#### WORK INSTRUCTIONS
Reproduce each line of the listing exactly.

---------- DATA PROVIDED

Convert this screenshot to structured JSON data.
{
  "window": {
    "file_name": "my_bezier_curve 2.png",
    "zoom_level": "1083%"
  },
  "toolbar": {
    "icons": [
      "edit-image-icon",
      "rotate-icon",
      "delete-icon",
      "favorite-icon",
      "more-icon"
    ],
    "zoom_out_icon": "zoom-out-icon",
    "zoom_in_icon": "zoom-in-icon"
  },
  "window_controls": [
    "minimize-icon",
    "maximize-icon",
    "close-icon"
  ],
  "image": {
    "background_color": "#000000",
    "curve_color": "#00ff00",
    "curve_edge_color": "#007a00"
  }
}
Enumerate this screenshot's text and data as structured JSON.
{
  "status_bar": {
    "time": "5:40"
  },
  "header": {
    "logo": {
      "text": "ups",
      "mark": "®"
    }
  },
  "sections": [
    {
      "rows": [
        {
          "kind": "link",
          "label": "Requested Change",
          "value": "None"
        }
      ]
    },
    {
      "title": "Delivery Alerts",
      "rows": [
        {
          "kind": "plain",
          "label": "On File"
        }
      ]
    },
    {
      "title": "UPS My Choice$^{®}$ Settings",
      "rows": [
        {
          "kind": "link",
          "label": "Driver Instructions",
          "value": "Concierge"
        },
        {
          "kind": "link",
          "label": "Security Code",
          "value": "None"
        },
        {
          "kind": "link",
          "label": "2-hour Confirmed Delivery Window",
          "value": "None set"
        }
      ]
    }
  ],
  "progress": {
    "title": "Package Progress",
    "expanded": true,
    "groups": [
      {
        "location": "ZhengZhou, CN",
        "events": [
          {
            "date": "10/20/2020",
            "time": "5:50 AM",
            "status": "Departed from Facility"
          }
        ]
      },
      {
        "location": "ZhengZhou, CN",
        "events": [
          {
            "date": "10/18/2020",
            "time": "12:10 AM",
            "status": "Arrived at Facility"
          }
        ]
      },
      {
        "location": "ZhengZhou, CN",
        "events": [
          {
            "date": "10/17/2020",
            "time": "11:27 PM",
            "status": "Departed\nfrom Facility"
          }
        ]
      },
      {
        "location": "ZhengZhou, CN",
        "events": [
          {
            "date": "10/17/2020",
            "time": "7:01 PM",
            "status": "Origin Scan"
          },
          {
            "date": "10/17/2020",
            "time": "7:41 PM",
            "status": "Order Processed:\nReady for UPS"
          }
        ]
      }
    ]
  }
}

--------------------

#### EXERCISE ANSWER
Convert this screenshot to structured JSON data.
{
  "window": {
    "file_name": "my_bezier_curve 2.png",
    "zoom_level": "1083%"
  },
  "toolbar": {
    "icons": [
      "edit-image-icon",
      "rotate-icon",
      "delete-icon",
      "favorite-icon",
      "more-icon"
    ],
    "zoom_out_icon": "zoom-out-icon",
    "zoom_in_icon": "zoom-in-icon"
  },
  "window_controls": [
    "minimize-icon",
    "maximize-icon",
    "close-icon"
  ],
  "image": {
    "background_color": "#000000",
    "curve_color": "#00ff00",
    "curve_edge_color": "#007a00"
  }
}
Enumerate this screenshot's text and data as structured JSON.
{
  "status_bar": {
    "time": "5:40"
  },
  "header": {
    "logo": {
      "text": "ups",
      "mark": "®"
    }
  },
  "sections": [
    {
      "rows": [
        {
          "kind": "link",
          "label": "Requested Change",
          "value": "None"
        }
      ]
    },
    {
      "title": "Delivery Alerts",
      "rows": [
        {
          "kind": "plain",
          "label": "On File"
        }
      ]
    },
    {
      "title": "UPS My Choice$^{®}$ Settings",
      "rows": [
        {
          "kind": "link",
          "label": "Driver Instructions",
          "value": "Concierge"
        },
        {
          "kind": "link",
          "label": "Security Code",
          "value": "None"
        },
        {
          "kind": "link",
          "label": "2-hour Confirmed Delivery Window",
          "value": "None set"
        }
      ]
    }
  ],
  "progress": {
    "title": "Package Progress",
    "expanded": true,
    "groups": [
      {
        "location": "ZhengZhou, CN",
        "events": [
          {
            "date": "10/20/2020",
            "time": "5:50 AM",
            "status": "Departed from Facility"
          }
        ]
      },
      {
        "location": "ZhengZhou, CN",
        "events": [
          {
            "date": "10/18/2020",
            "time": "12:10 AM",
            "status": "Arrived at Facility"
          }
        ]
      },
      {
        "location": "ZhengZhou, CN",
        "events": [
          {
            "date": "10/17/2020",
            "time": "11:27 PM",
            "status": "Departed\nfrom Facility"
          }
        ]
      },
      {
        "location": "ZhengZhou, CN",
        "events": [
          {
            "date": "10/17/2020",
            "time": "7:01 PM",
            "status": "Origin Scan"
          },
          {
            "date": "10/17/2020",
            "time": "7:41 PM",
            "status": "Order Processed:\nReady for UPS"
          }
        ]
      }
    ]
  }
}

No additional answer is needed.